21 December 2004
As you may know if you are a frequent reader of my weblog, I'm a huge fan of design patterns, so when APress offered to send me another couple books to review, I was greatly excited to get a chance to look at Allen Holub's Holub on Patterns: Learning Design Patterns by Looking at Code.
As a patterns book, I already start out liking it much more than other types of books. The book is also very detailed with its examples and extended explanations of proper object-oriented methodologies, so that too scores bonus points with me.
The author admittedly starts out assuming you know most the good reasons to use aspects of object-oriented programming and detracts from that stance in his arguments against certain aspects. These practices include the blind use of accessors and mutators and implementation inheritance. I don't think I completely like this style, since it leaves me feeling sort of desperate for alternative practices by the end of a section. Despite saying he wasn't going to cover the Pros, he does visit that side of the coin long enough to explain the appropriate applications of our common practices at which he previously took aim.
I found myself often referring back to the Gang of Four book to see if they provided any of these caveats, but often they did not. Mr. Holub's valuable warnings developed from real experience with these patterns.
The book is sprinkled with typos and slight mis-wordings, but anyone familiar with the subject matter should be able to spot and compensate for the mistakes. I think they could be unnecessary stumbling blocks for the beginner though. (I have a slow word-for-word reading style which makes typos especially distracting.)
I've also never been a fan of anonymous inner classes, so I approach that little trick with skepticism. Mr. Holub uses them quite a bit, and when <<Anonymous>> creeps into the UML diagrams, I'm especially disenchanted with anonymous classes. I think normal named classes could be more descriptive for examples.

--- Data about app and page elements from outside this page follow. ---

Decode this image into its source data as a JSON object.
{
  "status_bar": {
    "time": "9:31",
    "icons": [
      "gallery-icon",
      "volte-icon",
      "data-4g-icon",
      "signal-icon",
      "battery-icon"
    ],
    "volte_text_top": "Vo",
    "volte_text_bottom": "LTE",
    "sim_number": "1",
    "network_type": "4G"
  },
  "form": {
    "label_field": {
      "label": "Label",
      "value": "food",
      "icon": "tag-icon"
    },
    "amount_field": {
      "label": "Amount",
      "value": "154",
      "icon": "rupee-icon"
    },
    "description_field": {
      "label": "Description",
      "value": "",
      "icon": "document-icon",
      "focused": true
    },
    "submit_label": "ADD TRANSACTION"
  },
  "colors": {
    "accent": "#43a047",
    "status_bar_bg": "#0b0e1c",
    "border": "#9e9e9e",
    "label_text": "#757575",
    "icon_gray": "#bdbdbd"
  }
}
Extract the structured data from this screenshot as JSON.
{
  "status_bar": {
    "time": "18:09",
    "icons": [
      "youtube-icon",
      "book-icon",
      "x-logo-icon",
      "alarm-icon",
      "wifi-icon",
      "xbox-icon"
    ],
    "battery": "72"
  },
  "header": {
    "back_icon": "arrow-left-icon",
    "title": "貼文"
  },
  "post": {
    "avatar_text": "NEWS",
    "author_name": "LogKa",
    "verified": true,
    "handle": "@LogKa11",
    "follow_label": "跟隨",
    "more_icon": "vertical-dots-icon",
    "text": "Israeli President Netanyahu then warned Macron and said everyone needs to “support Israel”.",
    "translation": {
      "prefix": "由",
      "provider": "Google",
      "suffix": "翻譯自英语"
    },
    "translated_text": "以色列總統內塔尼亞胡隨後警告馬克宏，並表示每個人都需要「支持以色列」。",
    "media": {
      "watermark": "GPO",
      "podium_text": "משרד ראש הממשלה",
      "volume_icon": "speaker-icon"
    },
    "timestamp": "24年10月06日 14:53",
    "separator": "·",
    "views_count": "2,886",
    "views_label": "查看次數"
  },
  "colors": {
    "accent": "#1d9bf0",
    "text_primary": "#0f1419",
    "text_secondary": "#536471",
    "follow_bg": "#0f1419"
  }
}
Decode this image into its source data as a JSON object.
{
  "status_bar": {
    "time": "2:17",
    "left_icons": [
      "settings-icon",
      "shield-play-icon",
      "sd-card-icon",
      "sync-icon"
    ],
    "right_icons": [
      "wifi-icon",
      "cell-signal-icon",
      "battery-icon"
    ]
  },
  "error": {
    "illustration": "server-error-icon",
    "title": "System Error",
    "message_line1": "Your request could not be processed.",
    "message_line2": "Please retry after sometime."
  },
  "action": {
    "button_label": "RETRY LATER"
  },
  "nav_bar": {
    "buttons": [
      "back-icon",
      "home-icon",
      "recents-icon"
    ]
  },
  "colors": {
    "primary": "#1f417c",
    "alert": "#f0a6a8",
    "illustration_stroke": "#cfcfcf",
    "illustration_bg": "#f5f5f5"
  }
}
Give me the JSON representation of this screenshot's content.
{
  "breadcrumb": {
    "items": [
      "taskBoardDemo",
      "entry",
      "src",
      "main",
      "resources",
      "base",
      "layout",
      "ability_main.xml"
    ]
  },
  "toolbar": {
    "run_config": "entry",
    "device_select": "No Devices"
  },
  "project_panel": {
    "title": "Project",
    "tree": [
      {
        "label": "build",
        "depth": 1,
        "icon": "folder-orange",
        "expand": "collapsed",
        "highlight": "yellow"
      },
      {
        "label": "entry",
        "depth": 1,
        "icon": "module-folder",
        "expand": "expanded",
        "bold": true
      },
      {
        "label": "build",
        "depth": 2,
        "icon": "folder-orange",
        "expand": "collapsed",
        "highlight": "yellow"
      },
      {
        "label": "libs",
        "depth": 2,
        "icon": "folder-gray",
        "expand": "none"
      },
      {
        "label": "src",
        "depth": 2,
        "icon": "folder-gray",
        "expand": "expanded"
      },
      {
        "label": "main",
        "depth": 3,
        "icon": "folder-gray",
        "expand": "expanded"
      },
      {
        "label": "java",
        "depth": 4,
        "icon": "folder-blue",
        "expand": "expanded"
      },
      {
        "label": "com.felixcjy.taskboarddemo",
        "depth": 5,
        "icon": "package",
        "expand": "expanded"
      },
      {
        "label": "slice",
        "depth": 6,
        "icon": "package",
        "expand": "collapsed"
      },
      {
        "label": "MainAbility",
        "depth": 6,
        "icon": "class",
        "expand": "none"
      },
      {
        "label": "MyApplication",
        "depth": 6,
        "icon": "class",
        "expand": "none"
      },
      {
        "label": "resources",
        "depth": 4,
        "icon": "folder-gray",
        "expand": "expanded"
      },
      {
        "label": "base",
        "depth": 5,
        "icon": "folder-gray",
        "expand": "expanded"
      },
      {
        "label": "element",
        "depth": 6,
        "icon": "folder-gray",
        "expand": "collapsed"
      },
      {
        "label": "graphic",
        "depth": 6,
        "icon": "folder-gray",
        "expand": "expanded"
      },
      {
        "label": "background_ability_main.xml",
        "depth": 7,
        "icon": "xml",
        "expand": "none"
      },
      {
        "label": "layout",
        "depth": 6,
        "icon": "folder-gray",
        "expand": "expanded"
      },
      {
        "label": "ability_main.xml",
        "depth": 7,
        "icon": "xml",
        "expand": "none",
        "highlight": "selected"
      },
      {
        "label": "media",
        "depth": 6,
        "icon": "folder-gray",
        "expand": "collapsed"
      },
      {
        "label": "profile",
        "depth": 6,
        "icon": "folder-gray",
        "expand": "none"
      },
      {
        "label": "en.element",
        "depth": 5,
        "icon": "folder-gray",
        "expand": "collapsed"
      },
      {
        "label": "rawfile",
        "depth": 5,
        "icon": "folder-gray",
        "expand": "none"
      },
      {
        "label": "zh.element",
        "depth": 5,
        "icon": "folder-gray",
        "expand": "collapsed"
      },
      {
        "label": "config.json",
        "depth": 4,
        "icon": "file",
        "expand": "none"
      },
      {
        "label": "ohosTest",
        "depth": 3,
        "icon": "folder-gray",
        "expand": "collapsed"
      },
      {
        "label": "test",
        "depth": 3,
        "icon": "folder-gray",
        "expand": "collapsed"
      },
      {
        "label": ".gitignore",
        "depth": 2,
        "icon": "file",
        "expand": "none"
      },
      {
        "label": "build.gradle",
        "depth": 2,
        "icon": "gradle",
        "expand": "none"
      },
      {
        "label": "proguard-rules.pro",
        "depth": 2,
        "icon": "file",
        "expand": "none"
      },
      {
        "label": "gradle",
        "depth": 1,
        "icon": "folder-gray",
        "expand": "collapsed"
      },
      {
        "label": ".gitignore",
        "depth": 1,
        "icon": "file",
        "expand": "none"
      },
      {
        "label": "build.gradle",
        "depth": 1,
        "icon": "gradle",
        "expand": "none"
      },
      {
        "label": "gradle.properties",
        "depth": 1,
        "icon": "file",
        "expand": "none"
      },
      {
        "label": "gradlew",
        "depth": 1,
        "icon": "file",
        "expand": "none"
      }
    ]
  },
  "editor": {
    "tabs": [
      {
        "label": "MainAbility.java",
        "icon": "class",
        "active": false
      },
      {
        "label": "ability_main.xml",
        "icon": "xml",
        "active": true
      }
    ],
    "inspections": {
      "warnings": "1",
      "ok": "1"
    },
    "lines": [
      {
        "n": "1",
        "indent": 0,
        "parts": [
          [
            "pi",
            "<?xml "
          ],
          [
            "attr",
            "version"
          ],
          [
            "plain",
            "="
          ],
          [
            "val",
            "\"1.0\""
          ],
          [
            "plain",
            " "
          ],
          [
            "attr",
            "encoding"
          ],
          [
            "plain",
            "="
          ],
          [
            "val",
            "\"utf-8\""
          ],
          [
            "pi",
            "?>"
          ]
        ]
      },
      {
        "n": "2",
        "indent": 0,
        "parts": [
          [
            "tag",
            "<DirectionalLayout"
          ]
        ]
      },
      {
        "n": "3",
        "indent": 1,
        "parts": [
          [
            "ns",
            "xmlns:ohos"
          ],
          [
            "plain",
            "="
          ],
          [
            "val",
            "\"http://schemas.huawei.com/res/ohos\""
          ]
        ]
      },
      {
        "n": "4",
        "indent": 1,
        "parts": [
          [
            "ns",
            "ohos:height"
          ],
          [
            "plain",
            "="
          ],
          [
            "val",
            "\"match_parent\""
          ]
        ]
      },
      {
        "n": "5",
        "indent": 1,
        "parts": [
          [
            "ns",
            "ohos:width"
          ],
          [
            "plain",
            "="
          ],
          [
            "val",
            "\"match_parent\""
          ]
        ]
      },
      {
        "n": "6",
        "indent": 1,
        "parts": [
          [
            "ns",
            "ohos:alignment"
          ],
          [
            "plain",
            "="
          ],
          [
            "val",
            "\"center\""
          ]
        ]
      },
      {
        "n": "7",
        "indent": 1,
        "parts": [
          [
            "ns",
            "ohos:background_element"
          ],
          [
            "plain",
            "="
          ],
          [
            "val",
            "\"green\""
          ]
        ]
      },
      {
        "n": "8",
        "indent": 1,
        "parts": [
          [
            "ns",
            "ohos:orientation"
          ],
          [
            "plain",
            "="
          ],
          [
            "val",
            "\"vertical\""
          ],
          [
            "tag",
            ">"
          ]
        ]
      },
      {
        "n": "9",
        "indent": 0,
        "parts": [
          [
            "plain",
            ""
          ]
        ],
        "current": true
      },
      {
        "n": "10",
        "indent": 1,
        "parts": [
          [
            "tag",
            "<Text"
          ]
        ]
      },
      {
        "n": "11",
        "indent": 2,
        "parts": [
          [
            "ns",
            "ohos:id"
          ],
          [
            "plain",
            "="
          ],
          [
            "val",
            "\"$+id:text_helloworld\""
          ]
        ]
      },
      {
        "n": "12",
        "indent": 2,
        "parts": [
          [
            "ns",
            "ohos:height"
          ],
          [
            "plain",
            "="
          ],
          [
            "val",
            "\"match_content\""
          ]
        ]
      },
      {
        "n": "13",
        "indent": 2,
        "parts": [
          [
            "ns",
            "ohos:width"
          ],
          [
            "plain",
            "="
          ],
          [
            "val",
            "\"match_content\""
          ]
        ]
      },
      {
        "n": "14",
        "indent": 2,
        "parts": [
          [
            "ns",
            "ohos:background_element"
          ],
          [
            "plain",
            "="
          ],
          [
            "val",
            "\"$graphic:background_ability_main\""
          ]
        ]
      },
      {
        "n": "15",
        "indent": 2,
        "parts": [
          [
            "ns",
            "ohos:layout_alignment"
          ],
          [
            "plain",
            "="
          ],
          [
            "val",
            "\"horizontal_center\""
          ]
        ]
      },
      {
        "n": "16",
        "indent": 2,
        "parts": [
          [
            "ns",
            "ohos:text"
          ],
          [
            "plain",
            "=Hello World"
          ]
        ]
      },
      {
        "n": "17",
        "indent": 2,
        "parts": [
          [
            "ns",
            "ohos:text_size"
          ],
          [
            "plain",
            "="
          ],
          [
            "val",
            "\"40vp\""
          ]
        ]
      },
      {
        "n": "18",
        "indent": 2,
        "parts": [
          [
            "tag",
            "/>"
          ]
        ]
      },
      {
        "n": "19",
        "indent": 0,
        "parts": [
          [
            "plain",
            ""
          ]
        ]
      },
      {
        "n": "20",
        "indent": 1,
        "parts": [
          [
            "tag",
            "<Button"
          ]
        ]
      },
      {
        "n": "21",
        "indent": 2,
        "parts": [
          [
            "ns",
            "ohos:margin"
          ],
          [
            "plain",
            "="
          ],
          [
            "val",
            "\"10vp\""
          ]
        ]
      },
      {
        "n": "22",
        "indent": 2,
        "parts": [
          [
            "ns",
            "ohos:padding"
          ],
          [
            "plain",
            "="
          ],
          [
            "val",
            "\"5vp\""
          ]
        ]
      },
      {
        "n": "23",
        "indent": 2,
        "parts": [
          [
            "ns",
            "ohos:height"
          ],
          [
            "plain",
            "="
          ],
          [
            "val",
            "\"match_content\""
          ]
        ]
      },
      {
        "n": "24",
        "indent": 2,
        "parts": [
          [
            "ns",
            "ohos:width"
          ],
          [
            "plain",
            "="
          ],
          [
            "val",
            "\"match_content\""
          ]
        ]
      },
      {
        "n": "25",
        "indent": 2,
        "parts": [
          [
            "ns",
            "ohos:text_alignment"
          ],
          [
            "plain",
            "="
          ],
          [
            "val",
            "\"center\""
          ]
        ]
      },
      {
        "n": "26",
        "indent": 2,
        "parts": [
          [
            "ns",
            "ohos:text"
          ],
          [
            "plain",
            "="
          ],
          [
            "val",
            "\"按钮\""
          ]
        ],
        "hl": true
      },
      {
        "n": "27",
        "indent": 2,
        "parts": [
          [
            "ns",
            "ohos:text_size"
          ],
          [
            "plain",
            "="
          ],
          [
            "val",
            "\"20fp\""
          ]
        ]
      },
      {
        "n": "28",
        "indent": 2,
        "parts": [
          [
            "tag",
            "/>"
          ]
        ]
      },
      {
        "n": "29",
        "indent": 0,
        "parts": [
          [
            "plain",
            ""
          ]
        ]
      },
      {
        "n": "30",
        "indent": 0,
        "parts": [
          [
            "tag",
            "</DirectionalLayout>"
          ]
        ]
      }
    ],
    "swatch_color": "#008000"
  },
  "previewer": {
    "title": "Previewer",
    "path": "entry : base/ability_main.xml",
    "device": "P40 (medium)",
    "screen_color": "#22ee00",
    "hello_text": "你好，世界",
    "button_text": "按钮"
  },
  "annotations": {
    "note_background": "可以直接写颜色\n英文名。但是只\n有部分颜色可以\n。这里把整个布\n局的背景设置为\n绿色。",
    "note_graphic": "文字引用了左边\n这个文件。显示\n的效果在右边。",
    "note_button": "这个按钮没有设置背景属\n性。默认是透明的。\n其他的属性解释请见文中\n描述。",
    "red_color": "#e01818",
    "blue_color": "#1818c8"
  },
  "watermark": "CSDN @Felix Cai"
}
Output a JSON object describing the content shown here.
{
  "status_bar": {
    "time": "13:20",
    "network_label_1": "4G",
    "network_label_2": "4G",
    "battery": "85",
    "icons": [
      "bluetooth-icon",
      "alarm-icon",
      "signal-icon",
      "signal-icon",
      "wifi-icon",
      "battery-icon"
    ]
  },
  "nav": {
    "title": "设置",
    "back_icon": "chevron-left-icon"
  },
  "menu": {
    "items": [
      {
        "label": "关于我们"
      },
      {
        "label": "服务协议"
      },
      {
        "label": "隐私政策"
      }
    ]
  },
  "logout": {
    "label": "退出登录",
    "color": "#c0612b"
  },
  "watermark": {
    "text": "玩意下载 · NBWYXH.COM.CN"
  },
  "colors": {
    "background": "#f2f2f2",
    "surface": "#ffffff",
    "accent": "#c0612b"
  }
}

I found Chapters 1 and 2 packed with the most useful information. The extensive discussion of proper OO and common misconceptions really changed the way I coded -- I bid goodbye to my beloved Template Method pattern in favor of the Strategy pattern to break the fragile coupling of implementation inheritance. It was also good to see Java examples for the basics of factories, singletons, and discussions of their pitfalls.
Chapters 3 and 4 provided complete pattern examples by showing them entangled in working, large-scale examples (the Game of Life, and an Embedded SQL Database). These chapters effectively demonstrate the complexity with which these patterns often interact and enforced points made in the earlier chapters. I struggled and gave up at some parts trying to absorb everything here.
Each of these large chapters contains the complete project code for reference, so I ended up skipping 20 pages at a time while reading, but I know I'll find these pages useful when I need concrete examples of these pattern implementations. I'm pretty sure it was a good idea for the author to include this code.
The end of the book contains a complete catalog of all the Gang of Four patterns in an appendix. It consists of a concise 2 page summary devoted to each pattern, including bits of Java code. It also has references to well-known APIs which demonstrate the patterns. This appendix and the extensive discussions have earned this book its new place in my laptop bag replacing my old Gang of Four book.
The publisher printed this book in hardback signifying their belief that the book will be relevant for a while. I completely agree -- it relates and refines many years of experience in the object-oriented and pattern communities.